The success of your email marketing campaign is based on one thing, and one thing only; your list. You can create the world’s most beautiful email, but it will have no impact if it isn’t sent to the correct people.
If you have gathered subscribers through the usual channels, such as sign up forms on your website, through transactions or through social media, your list may be generally clean. By clean, we mean free from email addresses that may damage your reputation. Spam complaints, bounces and unsubscribes will lead to account warnings or may even lead to your account becoming suspended, which will prevent you from sending. And you don’t want that.
Here are our best practices for a successful clean email list and hygiene program:
1. Scrub your lists regularly
You should remove unsubscribes and bounced emails immediately, but you should also take a look at the rest of your list at least once a month. This will ensure your list is kept as clean as possible. Run your lists against a list of known bad domain and role accounts. This should go beyond simply removing duplicate addresses.
2. Remove bad domains
Look closely at your reports and identify bad addresses. Analyse whether the addresses are bad because of a data capture problem, or if it is a non-existent domain. Use common sense, misspelled domains (like alo.com, hotmale.com) can be rectified and will not need to be removed.
3. Remove distribution accounts
ISPs will be on the lookout for a large amount of mail being sent to these types of addresses. These are addresses like admin@, info@ or sales@. These addresses are usually found on websites, so are usually targeted by spammers. And on a personal level, you can’t connect with your customer through a sales@ email address.
4. Remove spam email addresses
Remove all email addresses that contain the word ‘spam’. These are associated with spam traps, which can lead to being blacklisted by ISPs.
5. Remove inactive addresses
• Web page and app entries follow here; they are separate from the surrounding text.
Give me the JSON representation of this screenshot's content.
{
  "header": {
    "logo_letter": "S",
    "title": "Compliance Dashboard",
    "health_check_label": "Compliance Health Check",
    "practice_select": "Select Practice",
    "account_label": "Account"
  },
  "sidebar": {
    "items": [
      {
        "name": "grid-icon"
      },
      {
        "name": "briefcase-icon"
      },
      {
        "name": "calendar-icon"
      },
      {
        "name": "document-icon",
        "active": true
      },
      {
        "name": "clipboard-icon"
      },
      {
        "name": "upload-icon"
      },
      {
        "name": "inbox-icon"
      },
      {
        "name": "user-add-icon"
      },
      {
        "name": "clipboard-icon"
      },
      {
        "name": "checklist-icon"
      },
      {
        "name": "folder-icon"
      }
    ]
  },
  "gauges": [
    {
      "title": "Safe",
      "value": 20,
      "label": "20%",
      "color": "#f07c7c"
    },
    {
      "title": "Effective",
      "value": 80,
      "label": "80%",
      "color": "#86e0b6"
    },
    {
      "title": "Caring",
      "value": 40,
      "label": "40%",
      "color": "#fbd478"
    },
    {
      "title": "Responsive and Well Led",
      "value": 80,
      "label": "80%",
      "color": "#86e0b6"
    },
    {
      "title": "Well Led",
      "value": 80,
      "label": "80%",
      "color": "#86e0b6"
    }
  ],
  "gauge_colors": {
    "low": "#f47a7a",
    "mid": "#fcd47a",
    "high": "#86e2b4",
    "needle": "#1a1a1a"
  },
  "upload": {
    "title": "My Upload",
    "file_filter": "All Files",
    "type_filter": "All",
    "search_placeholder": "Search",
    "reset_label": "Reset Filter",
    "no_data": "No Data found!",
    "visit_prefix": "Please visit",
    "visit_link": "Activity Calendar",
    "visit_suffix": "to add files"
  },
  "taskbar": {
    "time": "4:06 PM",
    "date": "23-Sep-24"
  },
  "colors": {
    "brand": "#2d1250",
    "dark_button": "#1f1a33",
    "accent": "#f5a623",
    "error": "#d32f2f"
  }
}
Compare the frequency of your email sends, with how often a person engages with a message. If you’ve sent a newsletter every two weeks, and someone hasn’t opened your email for 6 months, it’s time to take them off the list. You could always move these contacts to a new list/address book for future reengagement tactics.
6. Use data checkers
You can avoid future headaches by installing a data checker on your website, or wherever you collect addresses. The checker will determine whether the address entered is valid or not, for example, the spelling errors listed above, or the wrong symbol in the place of an @. Nipping the problem in the bud will save you time and effort in the future.
7. Feedback loops
If possible set up feedback loops with ISPs and other receivers. Feedback loops will keep you from sending emails to those who have indicated that they no longer want any form of communication. It’s important to do this for two reasons: to protect your sender reputation, and to provide a good customer service.
The importance of email lists hygiene should not be over looked, and those companies with a large list should take time every month to use the best practices listed above. Of course, using a clean email list is only one part of deliverability but it should not be overlooked.
Keep your lists squeaky clean, and you might even get a sticker for being well behaved.